What you are asked to do>
Produce all the records again exactly as they stand.

+---+

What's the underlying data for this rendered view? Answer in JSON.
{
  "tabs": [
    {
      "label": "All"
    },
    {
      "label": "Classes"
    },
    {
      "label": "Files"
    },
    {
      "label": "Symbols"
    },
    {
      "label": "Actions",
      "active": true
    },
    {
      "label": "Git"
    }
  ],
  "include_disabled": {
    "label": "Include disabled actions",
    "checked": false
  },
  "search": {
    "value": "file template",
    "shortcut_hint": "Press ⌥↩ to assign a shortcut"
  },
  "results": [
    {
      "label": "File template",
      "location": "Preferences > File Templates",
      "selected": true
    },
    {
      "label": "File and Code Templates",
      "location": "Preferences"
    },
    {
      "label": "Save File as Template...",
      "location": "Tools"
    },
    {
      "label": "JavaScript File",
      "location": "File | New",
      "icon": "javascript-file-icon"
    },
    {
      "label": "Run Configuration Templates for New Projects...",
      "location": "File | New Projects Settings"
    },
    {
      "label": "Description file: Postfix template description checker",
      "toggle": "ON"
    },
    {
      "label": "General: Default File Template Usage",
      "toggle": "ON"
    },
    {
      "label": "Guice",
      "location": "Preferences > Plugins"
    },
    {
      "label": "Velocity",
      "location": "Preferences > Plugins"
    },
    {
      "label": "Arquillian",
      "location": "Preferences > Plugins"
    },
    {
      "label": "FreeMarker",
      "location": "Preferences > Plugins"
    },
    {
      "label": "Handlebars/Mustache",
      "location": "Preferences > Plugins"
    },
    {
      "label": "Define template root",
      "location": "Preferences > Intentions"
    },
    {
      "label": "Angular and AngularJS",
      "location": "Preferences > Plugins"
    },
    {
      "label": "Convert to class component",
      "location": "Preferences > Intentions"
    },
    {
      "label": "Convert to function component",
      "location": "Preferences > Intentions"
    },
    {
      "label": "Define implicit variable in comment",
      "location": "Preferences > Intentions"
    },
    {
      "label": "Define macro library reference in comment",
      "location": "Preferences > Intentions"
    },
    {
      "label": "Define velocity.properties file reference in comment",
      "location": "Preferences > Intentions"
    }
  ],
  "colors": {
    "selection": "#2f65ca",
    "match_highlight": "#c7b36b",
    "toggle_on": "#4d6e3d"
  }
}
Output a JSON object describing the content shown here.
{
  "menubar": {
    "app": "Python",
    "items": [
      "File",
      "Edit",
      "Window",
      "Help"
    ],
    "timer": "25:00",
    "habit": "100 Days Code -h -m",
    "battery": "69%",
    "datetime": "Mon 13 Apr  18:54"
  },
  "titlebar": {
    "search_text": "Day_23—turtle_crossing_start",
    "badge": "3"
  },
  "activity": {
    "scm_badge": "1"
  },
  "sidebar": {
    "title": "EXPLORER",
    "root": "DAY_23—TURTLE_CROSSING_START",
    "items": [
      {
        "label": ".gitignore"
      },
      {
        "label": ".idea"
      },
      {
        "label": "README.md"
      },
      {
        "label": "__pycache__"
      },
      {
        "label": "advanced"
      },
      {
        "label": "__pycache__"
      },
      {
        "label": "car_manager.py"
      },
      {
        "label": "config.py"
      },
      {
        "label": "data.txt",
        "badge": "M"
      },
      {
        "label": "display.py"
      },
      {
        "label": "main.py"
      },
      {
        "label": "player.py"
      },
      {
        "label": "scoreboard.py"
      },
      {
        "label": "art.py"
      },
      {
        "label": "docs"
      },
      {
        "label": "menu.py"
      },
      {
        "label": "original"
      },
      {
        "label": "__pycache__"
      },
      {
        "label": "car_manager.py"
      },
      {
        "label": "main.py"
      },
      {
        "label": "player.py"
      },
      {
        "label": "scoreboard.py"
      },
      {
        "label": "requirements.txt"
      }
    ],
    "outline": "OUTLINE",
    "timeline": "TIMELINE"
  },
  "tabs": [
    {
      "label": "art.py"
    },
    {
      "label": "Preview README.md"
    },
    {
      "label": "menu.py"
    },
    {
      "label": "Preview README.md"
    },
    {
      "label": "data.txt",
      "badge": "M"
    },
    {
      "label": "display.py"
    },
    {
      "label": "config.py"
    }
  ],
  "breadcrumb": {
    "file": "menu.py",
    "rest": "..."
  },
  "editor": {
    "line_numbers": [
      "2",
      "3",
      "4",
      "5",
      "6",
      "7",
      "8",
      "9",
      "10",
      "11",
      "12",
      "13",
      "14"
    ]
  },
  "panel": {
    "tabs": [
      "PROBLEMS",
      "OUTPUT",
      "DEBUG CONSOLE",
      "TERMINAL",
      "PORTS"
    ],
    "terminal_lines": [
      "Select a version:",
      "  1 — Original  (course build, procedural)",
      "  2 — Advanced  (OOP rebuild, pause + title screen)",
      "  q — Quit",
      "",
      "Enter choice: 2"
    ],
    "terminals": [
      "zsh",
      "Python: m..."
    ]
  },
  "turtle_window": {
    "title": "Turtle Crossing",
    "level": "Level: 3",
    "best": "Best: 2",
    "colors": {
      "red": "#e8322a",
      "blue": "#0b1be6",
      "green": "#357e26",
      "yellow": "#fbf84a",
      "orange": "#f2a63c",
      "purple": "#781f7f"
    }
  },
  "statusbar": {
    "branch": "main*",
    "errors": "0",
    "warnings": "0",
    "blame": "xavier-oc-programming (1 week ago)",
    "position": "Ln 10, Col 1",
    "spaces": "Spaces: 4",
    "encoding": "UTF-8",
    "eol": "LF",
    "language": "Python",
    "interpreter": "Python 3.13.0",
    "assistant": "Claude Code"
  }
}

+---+

Expected output>
What's the underlying data for this rendered view? Answer in JSON.
{
  "tabs": [
    {
      "label": "All"
    },
    {
      "label": "Classes"
    },
    {
      "label": "Files"
    },
    {
      "label": "Symbols"
    },
    {
      "label": "Actions",
      "active": true
    },
    {
      "label": "Git"
    }
  ],
  "include_disabled": {
    "label": "Include disabled actions",
    "checked": false
  },
  "search": {
    "value": "file template",
    "shortcut_hint": "Press ⌥↩ to assign a shortcut"
  },
  "results": [
    {
      "label": "File template",
      "location": "Preferences > File Templates",
      "selected": true
    },
    {
      "label": "File and Code Templates",
      "location": "Preferences"
    },
    {
      "label": "Save File as Template...",
      "location": "Tools"
    },
    {
      "label": "JavaScript File",
      "location": "File | New",
      "icon": "javascript-file-icon"
    },
    {
      "label": "Run Configuration Templates for New Projects...",
      "location": "File | New Projects Settings"
    },
    {
      "label": "Description file: Postfix template description checker",
      "toggle": "ON"
    },
    {
      "label": "General: Default File Template Usage",
      "toggle": "ON"
    },
    {
      "label": "Guice",
      "location": "Preferences > Plugins"
    },
    {
      "label": "Velocity",
      "location": "Preferences > Plugins"
    },
    {
      "label": "Arquillian",
      "location": "Preferences > Plugins"
    },
    {
      "label": "FreeMarker",
      "location": "Preferences > Plugins"
    },
    {
      "label": "Handlebars/Mustache",
      "location": "Preferences > Plugins"
    },
    {
      "label": "Define template root",
      "location": "Preferences > Intentions"
    },
    {
      "label": "Angular and AngularJS",
      "location": "Preferences > Plugins"
    },
    {
      "label": "Convert to class component",
      "location": "Preferences > Intentions"
    },
    {
      "label": "Convert to function component",
      "location": "Preferences > Intentions"
    },
    {
      "label": "Define implicit variable in comment",
      "location": "Preferences > Intentions"
    },
    {
      "label": "Define macro library reference in comment",
      "location": "Preferences > Intentions"
    },
    {
      "label": "Define velocity.properties file reference in comment",
      "location": "Preferences > Intentions"
    }
  ],
  "colors": {
    "selection": "#2f65ca",
    "match_highlight": "#c7b36b",
    "toggle_on": "#4d6e3d"
  }
}
Output a JSON object describing the content shown here.
{
  "menubar": {
    "app": "Python",
    "items": [
      "File",
      "Edit",
      "Window",
      "Help"
    ],
    "timer": "25:00",
    "habit": "100 Days Code -h -m",
    "battery": "69%",
    "datetime": "Mon 13 Apr  18:54"
  },
  "titlebar": {
    "search_text": "Day_23—turtle_crossing_start",
    "badge": "3"
  },
  "activity": {
    "scm_badge": "1"
  },
  "sidebar": {
    "title": "EXPLORER",
    "root": "DAY_23—TURTLE_CROSSING_START",
    "items": [
      {
        "label": ".gitignore"
      },
      {
        "label": ".idea"
      },
      {
        "label": "README.md"
      },
      {
        "label": "__pycache__"
      },
      {
        "label": "advanced"
      },
      {
        "label": "__pycache__"
      },
      {
        "label": "car_manager.py"
      },
      {
        "label": "config.py"
      },
      {
        "label": "data.txt",
        "badge": "M"
      },
      {
        "label": "display.py"
      },
      {
        "label": "main.py"
      },
      {
        "label": "player.py"
      },
      {
        "label": "scoreboard.py"
      },
      {
        "label": "art.py"
      },
      {
        "label": "docs"
      },
      {
        "label": "menu.py"
      },
      {
        "label": "original"
      },
      {
        "label": "__pycache__"
      },
      {
        "label": "car_manager.py"
      },
      {
        "label": "main.py"
      },
      {
        "label": "player.py"
      },
      {
        "label": "scoreboard.py"
      },
      {
        "label": "requirements.txt"
      }
    ],
    "outline": "OUTLINE",
    "timeline": "TIMELINE"
  },
  "tabs": [
    {
      "label": "art.py"
    },
    {
      "label": "Preview README.md"
    },
    {
      "label": "menu.py"
    },
    {
      "label": "Preview README.md"
    },
    {
      "label": "data.txt",
      "badge": "M"
    },
    {
      "label": "display.py"
    },
    {
      "label": "config.py"
    }
  ],
  "breadcrumb": {
    "file": "menu.py",
    "rest": "..."
  },
  "editor": {
    "line_numbers": [
      "2",
      "3",
      "4",
      "5",
      "6",
      "7",
      "8",
      "9",
      "10",
      "11",
      "12",
      "13",
      "14"
    ]
  },
  "panel": {
    "tabs": [
      "PROBLEMS",
      "OUTPUT",
      "DEBUG CONSOLE",
      "TERMINAL",
      "PORTS"
    ],
    "terminal_lines": [
      "Select a version:",
      "  1 — Original  (course build, procedural)",
      "  2 — Advanced  (OOP rebuild, pause + title screen)",
      "  q — Quit",
      "",
      "Enter choice: 2"
    ],
    "terminals": [
      "zsh",
      "Python: m..."
    ]
  },
  "turtle_window": {
    "title": "Turtle Crossing",
    "level": "Level: 3",
    "best": "Best: 2",
    "colors": {
      "red": "#e8322a",
      "blue": "#0b1be6",
      "green": "#357e26",
      "yellow": "#fbf84a",
      "orange": "#f2a63c",
      "purple": "#781f7f"
    }
  },
  "statusbar": {
    "branch": "main*",
    "errors": "0",
    "warnings": "0",
    "blame": "xavier-oc-programming (1 week ago)",
    "position": "Ln 10, Col 1",
    "spaces": "Spaces: 4",
    "encoding": "UTF-8",
    "eol": "LF",
    "language": "Python",
    "interpreter": "Python 3.13.0",
    "assistant": "Claude Code"
  }
}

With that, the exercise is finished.